→ **Assignment**
Exact reproduction is needed for the lines from the one with "Parse this screenshot: output" to the end of the listing below, and for no other lines.

→ **Dataset records**
§

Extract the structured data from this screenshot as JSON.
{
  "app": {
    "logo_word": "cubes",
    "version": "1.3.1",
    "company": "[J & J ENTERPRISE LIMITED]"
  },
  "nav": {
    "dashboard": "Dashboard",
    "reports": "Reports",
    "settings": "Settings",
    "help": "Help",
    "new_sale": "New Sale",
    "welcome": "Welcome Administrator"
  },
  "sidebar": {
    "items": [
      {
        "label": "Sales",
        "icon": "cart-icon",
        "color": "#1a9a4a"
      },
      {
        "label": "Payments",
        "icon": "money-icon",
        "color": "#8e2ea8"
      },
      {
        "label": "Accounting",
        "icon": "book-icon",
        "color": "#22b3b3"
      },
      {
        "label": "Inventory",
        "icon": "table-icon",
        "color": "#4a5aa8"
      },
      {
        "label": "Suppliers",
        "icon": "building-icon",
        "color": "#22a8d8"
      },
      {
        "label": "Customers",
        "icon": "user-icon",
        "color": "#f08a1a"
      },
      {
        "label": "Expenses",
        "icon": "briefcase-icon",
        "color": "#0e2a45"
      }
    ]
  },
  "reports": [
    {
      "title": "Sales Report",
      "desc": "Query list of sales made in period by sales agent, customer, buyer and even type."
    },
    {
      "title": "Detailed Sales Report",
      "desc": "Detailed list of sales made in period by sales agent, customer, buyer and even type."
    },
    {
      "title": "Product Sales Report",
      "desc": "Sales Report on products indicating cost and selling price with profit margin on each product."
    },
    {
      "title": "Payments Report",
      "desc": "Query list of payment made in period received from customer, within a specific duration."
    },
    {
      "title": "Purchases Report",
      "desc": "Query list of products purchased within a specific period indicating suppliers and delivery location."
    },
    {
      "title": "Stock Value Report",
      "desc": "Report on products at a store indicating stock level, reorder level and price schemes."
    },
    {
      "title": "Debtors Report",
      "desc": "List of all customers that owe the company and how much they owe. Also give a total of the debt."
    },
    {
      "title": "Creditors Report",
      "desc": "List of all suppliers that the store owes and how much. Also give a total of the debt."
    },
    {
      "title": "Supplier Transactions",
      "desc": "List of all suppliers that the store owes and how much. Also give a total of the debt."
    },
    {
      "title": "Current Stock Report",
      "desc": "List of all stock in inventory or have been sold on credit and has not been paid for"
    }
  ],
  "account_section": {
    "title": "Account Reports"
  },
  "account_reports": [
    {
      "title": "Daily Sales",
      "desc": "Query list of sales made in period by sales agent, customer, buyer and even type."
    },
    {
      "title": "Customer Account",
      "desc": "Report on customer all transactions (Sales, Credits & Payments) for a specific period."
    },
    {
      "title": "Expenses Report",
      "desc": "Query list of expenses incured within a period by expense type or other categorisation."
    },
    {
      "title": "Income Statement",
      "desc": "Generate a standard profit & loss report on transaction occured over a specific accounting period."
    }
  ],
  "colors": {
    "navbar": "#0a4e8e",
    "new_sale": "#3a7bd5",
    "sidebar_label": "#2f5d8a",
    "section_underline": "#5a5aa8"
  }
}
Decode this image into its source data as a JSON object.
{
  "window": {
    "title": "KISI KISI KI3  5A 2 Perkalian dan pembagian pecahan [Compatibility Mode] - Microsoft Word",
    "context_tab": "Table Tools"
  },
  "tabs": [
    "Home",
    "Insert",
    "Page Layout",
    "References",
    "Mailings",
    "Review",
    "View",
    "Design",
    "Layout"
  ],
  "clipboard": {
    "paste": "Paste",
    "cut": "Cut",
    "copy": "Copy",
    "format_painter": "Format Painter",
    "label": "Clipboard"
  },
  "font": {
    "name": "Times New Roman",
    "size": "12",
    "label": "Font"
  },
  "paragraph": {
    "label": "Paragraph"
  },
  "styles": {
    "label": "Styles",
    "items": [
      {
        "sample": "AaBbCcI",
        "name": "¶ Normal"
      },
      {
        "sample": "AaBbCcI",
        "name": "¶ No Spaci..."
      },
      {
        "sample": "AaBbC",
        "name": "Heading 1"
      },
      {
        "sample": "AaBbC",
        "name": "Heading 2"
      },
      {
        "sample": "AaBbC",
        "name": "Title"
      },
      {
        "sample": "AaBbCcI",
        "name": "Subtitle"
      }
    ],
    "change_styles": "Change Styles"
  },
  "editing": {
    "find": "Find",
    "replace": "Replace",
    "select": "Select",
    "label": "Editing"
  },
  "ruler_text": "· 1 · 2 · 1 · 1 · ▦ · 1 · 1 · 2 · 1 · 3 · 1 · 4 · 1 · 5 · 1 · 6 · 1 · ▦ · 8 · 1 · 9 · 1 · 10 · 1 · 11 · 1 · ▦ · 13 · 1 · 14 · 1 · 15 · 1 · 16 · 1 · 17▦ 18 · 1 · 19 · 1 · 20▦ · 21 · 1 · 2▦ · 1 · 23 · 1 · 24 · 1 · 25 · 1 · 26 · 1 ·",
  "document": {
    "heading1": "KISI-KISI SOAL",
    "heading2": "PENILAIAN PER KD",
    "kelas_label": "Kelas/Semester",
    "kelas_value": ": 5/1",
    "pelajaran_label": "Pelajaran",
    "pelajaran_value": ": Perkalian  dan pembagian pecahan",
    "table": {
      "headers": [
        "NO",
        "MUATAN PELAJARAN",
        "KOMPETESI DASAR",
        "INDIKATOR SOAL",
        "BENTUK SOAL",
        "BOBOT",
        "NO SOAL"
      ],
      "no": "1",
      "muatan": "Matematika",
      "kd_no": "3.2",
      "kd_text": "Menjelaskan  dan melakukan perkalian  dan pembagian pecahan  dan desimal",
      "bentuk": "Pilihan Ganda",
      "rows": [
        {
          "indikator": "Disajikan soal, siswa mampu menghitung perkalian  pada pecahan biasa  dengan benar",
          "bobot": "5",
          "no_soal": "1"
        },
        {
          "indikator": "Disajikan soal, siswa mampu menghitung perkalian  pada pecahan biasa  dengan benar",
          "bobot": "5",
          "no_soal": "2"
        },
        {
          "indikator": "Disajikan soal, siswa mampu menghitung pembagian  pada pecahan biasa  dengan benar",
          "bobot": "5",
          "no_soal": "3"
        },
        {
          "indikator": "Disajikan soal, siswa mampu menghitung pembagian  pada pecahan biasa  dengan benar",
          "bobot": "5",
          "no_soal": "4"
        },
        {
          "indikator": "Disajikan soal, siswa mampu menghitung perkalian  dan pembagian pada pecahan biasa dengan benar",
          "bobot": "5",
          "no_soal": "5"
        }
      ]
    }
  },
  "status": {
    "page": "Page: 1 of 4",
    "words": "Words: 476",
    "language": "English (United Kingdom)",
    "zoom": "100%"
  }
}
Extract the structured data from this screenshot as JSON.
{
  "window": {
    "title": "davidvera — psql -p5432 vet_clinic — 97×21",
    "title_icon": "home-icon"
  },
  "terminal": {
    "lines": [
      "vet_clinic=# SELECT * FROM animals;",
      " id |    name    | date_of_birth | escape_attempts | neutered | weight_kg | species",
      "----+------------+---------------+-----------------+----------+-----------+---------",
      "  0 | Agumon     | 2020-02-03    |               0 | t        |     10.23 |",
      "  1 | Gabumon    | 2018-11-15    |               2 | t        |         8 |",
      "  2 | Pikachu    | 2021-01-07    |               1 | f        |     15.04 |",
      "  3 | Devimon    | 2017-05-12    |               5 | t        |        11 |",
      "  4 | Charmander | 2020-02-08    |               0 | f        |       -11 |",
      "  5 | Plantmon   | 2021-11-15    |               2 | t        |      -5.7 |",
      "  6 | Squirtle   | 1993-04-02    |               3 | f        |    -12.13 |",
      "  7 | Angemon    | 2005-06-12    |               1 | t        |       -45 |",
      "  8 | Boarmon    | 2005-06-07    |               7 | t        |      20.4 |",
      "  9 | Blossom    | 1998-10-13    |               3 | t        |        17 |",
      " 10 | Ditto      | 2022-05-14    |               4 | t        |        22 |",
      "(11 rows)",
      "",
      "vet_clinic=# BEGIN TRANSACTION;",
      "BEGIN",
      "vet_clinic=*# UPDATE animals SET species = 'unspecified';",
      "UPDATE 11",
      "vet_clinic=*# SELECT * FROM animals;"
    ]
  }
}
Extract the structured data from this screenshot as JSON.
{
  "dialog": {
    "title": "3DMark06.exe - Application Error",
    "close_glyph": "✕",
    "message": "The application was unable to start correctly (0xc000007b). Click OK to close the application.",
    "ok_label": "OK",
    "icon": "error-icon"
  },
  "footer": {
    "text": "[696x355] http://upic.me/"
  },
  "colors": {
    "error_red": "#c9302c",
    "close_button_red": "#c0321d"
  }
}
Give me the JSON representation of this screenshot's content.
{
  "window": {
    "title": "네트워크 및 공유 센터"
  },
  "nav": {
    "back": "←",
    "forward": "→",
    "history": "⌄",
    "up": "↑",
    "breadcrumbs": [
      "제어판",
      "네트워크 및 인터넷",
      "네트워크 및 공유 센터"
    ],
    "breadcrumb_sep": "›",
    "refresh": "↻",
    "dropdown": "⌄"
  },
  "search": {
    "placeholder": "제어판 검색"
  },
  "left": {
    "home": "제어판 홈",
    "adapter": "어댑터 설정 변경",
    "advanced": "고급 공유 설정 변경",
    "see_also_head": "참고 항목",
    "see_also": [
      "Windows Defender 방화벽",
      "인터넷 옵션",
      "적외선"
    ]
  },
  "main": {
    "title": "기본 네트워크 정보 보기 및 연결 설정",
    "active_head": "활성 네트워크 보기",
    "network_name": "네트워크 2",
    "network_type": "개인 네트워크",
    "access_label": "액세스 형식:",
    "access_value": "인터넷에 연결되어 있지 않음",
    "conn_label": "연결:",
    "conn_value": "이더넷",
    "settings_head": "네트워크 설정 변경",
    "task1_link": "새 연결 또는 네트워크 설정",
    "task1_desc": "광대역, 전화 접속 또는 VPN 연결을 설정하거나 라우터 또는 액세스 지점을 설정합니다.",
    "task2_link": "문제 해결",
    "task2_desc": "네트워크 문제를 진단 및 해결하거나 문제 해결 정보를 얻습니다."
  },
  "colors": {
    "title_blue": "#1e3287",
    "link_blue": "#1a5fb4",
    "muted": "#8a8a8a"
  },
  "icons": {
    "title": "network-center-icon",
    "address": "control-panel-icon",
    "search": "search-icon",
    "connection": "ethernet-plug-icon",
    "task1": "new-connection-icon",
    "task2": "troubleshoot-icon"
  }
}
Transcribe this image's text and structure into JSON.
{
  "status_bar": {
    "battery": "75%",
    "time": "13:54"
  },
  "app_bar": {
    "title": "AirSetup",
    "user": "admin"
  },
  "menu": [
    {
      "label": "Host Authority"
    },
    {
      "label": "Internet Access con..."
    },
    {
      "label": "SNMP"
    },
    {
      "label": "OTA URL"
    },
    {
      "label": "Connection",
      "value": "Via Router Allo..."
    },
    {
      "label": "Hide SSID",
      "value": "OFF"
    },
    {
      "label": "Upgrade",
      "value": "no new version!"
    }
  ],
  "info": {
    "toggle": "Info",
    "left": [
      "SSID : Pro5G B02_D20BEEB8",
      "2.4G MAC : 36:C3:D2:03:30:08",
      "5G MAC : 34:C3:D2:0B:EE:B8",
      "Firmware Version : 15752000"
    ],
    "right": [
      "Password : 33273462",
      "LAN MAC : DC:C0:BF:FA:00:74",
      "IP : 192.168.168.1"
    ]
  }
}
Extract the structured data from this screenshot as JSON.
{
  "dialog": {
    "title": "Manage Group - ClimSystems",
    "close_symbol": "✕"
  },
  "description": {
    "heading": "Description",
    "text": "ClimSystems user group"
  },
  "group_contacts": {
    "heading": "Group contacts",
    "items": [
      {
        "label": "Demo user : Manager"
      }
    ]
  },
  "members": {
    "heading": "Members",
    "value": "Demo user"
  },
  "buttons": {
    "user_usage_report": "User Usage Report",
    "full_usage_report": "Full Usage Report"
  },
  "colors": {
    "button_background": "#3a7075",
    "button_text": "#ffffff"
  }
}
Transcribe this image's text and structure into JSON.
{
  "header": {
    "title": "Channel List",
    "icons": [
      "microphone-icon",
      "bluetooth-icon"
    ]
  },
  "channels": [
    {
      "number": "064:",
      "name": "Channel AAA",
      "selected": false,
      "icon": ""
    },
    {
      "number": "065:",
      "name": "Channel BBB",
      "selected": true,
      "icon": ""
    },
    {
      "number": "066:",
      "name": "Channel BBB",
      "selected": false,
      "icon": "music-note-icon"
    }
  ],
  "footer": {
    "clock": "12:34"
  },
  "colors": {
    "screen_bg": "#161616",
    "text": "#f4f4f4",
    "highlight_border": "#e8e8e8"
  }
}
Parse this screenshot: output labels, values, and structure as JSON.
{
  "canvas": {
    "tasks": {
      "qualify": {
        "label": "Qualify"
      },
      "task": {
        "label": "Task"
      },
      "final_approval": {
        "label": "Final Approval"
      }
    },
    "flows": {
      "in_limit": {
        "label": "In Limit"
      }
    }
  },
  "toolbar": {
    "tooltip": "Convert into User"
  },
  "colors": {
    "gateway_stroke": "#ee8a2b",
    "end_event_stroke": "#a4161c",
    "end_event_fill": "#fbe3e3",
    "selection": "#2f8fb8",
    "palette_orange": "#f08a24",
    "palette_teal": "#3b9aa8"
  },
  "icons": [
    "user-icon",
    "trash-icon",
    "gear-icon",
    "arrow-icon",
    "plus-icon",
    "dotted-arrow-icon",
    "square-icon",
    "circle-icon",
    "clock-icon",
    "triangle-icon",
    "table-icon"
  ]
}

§

→ **Solution below**
Parse this screenshot: output labels, values, and structure as JSON.
{
  "canvas": {
    "tasks": {
      "qualify": {
        "label": "Qualify"
      },
      "task": {
        "label": "Task"
      },
      "final_approval": {
        "label": "Final Approval"
      }
    },
    "flows": {
      "in_limit": {
        "label": "In Limit"
      }
    }
  },
  "toolbar": {
    "tooltip": "Convert into User"
  },
  "colors": {
    "gateway_stroke": "#ee8a2b",
    "end_event_stroke": "#a4161c",
    "end_event_fill": "#fbe3e3",
    "selection": "#2f8fb8",
    "palette_orange": "#f08a24",
    "palette_teal": "#3b9aa8"
  },
  "icons": [
    "user-icon",
    "trash-icon",
    "gear-icon",
    "arrow-icon",
    "plus-icon",
    "dotted-arrow-icon",
    "square-icon",
    "circle-icon",
    "clock-icon",
    "triangle-icon",
    "table-icon"
  ]
}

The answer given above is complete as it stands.